• INSTRUCTIONS TO FOLLOW: Line count for "measurement": say how many lines of the data contain it, with no other text.
-- SOURCE RECORDS follows --
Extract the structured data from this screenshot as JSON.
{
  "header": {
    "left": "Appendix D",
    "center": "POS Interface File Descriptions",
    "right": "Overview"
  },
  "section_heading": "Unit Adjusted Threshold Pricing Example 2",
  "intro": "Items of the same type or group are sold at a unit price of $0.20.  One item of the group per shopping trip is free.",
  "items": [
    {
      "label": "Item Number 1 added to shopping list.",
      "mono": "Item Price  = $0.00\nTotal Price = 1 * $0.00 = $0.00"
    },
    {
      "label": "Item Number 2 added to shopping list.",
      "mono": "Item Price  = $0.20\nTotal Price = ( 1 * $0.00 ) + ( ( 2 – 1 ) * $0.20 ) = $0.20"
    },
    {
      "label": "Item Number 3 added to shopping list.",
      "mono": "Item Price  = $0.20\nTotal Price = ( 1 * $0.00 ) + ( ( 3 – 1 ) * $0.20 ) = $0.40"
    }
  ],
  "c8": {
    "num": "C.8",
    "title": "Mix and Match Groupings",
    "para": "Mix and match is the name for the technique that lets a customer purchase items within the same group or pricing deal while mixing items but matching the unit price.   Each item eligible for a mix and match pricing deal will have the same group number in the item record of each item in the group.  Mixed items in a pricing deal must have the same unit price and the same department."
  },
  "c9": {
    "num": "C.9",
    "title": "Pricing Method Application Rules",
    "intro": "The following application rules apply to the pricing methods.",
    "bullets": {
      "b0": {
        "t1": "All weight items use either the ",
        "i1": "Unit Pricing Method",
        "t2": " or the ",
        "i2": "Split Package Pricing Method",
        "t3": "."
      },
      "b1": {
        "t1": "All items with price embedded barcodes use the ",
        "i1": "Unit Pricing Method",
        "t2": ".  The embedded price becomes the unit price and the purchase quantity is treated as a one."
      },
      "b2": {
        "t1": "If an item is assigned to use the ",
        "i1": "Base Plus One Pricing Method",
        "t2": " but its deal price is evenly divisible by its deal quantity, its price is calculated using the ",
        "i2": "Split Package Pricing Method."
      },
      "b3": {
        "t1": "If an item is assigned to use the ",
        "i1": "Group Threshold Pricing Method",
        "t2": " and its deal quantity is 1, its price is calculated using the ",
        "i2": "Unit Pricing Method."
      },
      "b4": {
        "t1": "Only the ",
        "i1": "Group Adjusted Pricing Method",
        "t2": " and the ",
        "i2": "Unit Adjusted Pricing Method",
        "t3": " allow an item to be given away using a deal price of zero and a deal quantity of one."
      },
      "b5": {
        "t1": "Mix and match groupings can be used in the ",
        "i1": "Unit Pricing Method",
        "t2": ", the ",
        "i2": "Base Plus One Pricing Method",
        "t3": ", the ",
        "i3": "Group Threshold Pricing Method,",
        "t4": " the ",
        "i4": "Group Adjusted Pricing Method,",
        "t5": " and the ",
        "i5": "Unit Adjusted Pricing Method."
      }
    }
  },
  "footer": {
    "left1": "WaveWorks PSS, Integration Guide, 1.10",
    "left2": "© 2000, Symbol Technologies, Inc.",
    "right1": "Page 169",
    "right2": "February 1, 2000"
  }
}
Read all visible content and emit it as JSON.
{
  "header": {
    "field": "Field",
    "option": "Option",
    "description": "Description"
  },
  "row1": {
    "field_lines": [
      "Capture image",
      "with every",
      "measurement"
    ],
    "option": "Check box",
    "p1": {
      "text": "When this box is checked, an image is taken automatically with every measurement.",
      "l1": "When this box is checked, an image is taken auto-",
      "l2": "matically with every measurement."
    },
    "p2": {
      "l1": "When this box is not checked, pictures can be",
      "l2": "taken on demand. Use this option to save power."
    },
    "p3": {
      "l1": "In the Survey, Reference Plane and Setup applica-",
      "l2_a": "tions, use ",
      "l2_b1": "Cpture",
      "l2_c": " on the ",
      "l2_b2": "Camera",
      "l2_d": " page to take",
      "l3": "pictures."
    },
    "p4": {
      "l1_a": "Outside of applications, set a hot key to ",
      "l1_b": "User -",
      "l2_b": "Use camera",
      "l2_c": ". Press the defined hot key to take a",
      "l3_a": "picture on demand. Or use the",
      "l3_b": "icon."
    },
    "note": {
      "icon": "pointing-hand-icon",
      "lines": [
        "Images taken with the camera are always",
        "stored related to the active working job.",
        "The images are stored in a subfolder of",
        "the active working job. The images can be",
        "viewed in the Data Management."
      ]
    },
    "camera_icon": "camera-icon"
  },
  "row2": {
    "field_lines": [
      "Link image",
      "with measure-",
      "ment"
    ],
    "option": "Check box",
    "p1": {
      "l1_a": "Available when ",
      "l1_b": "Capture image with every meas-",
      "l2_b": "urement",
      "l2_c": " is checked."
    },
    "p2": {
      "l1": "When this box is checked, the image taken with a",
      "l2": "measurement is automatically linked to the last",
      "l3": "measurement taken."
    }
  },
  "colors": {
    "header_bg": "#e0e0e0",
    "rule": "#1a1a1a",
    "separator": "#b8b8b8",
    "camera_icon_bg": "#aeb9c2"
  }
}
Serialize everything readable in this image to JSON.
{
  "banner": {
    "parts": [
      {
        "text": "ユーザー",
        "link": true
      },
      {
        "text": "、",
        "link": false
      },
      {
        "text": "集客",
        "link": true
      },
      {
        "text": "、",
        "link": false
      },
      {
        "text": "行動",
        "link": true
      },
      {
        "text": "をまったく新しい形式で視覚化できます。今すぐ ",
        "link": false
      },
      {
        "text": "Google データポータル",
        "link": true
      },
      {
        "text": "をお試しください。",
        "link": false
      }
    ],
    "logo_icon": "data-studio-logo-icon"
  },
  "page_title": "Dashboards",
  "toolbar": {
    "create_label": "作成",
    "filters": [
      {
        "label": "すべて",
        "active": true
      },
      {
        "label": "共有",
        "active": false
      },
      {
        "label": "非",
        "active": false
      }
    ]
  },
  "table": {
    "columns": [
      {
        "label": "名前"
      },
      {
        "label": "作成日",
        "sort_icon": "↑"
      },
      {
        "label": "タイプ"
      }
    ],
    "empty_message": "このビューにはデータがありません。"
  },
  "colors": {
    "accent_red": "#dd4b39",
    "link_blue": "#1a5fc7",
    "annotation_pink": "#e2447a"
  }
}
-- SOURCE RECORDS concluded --
• TASK ANSWER: 5